As Mercurys orbit rotates around the Sun, so too does its day. However, because Mercury orbits so close to the Sun, one complete orbit takes 58 days 5 hours 45 minutes, which means that during a single orbit, Mercury crosses the celestial equator twice: once when it is west of the celestial pole, and again when it is east of the pole. Because of this, astronomers believe there is something unusual about the nature of gravity on Mercury; perhaps there is a large mass concentrated somewhere near the planet's center.
Light takes 3.21 minutes to reach Mercury from Earth at an average distance of 36 million miles. This duration ranges between 2.56 and 3.88 minutes as the planets round the Sun. Light took 4.37 minutes to reach Venus, which travels around the Sun at a distance of 740 million miles, so Mercury is quite close to the Earth.
Mercury orbits the Sun every 88 days, but it takes 72 hours for Mercury's orbit to rotate around the Sun, so it always faces towards the center of the Solar System. Because of this constant face-forward orientation, Mercury has no global landscapes that we can see from space; all we can make out from hundreds of miles away is a rusty red color caused by iron oxide particles in the planet's atmosphere.
Venus is almost always hidden from view by the Sun, even from Earth with its own atmosphere. When it is visible from our planet, it is because a solar eclipse is happening somewhere on Earth. During a total lunar eclipse, however, everyone on Earth will be able to see it because neither the Moon nor the Sun are covered up by any other object.
Earth's closest neighbor is only 375 miles away, but because it is so small and dark compared to the Earth, you would need a telescope to see it.
Mercury is 48 million miles (77 million kilometers) from Earth on average. Mercury's distance from Earth changes dramatically as both planets round the Sun. What is the distance between Venus and Earth?
|Average Distance from Earth to||kilometers and miles|
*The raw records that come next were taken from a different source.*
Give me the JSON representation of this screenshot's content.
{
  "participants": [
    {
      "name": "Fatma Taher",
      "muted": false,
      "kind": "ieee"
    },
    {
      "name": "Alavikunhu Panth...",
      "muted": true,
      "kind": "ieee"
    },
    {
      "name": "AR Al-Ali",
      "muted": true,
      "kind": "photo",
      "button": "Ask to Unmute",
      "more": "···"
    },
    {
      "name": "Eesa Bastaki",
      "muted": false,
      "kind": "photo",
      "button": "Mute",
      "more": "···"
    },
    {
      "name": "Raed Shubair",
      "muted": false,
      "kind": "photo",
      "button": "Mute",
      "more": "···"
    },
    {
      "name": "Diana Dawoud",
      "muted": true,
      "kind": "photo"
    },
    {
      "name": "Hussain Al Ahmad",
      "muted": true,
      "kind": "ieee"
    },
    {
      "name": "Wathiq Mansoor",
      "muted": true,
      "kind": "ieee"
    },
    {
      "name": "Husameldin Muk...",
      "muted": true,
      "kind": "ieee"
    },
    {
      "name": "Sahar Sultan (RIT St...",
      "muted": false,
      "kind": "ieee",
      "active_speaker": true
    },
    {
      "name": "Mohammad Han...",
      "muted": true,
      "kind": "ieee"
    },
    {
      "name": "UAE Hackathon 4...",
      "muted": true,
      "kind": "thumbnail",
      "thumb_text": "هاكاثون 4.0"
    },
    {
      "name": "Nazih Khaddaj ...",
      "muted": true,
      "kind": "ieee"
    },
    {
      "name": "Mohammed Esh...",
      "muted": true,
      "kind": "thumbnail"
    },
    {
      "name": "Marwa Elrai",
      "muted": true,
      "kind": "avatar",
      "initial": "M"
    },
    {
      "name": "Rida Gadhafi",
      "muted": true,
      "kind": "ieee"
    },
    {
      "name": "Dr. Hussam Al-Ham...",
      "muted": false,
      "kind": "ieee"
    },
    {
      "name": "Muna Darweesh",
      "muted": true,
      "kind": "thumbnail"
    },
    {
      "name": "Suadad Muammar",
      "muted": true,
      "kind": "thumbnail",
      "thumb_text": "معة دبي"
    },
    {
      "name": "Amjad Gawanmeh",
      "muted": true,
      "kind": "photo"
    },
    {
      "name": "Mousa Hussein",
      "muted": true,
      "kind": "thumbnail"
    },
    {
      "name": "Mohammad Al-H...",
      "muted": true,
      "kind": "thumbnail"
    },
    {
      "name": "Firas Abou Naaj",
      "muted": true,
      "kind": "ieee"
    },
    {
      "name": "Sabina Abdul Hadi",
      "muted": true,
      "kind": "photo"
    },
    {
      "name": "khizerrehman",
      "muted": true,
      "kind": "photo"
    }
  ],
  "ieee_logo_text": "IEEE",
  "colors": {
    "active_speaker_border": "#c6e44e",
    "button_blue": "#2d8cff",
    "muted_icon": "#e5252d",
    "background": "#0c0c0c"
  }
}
|Mercury||155 million km|
|Venus||170 million km|
|Mars||253 million km|
Mercury, at a distance of 57 million kilometers from the Sun, is the nearest planet to the Sun (35 million miles). Mercury is the smallest of the terrestrial planets. It is also the closest planet to the Sun out of the eight planets in our solar system.
However, because it orbits so close to the Sun, it is subjected to very high temperatures: 450°C (842°F) on the surface and over 1000°C (1832°F) in its interior. These temperatures are well above what any other planet in the Solar System can withstand. The only other planet that experiences conditions similar to those on Mercury is Venus. Humans have never visited Mercury, but several missions have been sent there by scientists interested in learning more about it and other aspects of Earth's history and future.
Missions to Mercury have been made by the United States, Russia, and Japan. The first mission was launched in 1973 by NASA with the goal of determining if Mercury has any environment that would be suitable for life. Although no evidence of water has been found so far, many questions have been answered thanks to these visits. For example, we know now that there was liquid water on Mercury's surface as early as 4.5 billion years ago, which is earlier than anyone thought before the mission.